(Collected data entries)
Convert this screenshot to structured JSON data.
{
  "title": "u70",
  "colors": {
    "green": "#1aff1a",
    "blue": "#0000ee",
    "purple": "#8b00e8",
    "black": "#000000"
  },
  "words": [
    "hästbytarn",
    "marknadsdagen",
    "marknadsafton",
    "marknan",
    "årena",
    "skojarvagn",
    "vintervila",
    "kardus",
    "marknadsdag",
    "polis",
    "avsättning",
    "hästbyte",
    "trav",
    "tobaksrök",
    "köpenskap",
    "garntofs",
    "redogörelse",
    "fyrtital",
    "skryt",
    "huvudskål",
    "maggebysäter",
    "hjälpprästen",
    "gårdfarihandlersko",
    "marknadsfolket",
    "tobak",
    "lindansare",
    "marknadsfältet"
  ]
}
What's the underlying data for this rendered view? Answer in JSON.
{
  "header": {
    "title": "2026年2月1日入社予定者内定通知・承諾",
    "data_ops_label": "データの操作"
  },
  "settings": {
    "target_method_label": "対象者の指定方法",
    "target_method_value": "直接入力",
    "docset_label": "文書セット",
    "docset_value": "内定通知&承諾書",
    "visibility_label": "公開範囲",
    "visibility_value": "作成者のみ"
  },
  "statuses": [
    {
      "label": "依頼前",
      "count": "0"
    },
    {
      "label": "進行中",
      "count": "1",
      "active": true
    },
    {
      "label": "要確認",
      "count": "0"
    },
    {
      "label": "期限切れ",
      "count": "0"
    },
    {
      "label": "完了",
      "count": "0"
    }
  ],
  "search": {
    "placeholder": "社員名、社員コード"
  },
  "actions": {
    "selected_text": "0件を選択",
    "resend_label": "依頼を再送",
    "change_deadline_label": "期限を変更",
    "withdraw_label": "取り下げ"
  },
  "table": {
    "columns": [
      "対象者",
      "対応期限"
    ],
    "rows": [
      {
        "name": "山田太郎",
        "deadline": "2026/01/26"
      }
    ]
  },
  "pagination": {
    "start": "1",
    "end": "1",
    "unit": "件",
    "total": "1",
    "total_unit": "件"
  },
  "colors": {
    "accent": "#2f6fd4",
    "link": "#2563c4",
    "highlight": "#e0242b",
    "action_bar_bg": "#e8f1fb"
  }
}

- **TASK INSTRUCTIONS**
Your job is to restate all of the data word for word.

- **COMPLETED TASK**
Convert this screenshot to structured JSON data.
{
  "title": "u70",
  "colors": {
    "green": "#1aff1a",
    "blue": "#0000ee",
    "purple": "#8b00e8",
    "black": "#000000"
  },
  "words": [
    "hästbytarn",
    "marknadsdagen",
    "marknadsafton",
    "marknan",
    "årena",
    "skojarvagn",
    "vintervila",
    "kardus",
    "marknadsdag",
    "polis",
    "avsättning",
    "hästbyte",
    "trav",
    "tobaksrök",
    "köpenskap",
    "garntofs",
    "redogörelse",
    "fyrtital",
    "skryt",
    "huvudskål",
    "maggebysäter",
    "hjälpprästen",
    "gårdfarihandlersko",
    "marknadsfolket",
    "tobak",
    "lindansare",
    "marknadsfältet"
  ]
}
What's the underlying data for this rendered view? Answer in JSON.
{
  "header": {
    "title": "2026年2月1日入社予定者内定通知・承諾",
    "data_ops_label": "データの操作"
  },
  "settings": {
    "target_method_label": "対象者の指定方法",
    "target_method_value": "直接入力",
    "docset_label": "文書セット",
    "docset_value": "内定通知&承諾書",
    "visibility_label": "公開範囲",
    "visibility_value": "作成者のみ"
  },
  "statuses": [
    {
      "label": "依頼前",
      "count": "0"
    },
    {
      "label": "進行中",
      "count": "1",
      "active": true
    },
    {
      "label": "要確認",
      "count": "0"
    },
    {
      "label": "期限切れ",
      "count": "0"
    },
    {
      "label": "完了",
      "count": "0"
    }
  ],
  "search": {
    "placeholder": "社員名、社員コード"
  },
  "actions": {
    "selected_text": "0件を選択",
    "resend_label": "依頼を再送",
    "change_deadline_label": "期限を変更",
    "withdraw_label": "取り下げ"
  },
  "table": {
    "columns": [
      "対象者",
      "対応期限"
    ],
    "rows": [
      {
        "name": "山田太郎",
        "deadline": "2026/01/26"
      }
    ]
  },
  "pagination": {
    "start": "1",
    "end": "1",
    "unit": "件",
    "total": "1",
    "total_unit": "件"
  },
  "colors": {
    "accent": "#2f6fd4",
    "link": "#2563c4",
    "highlight": "#e0242b",
    "action_bar_bg": "#e8f1fb"
  }
}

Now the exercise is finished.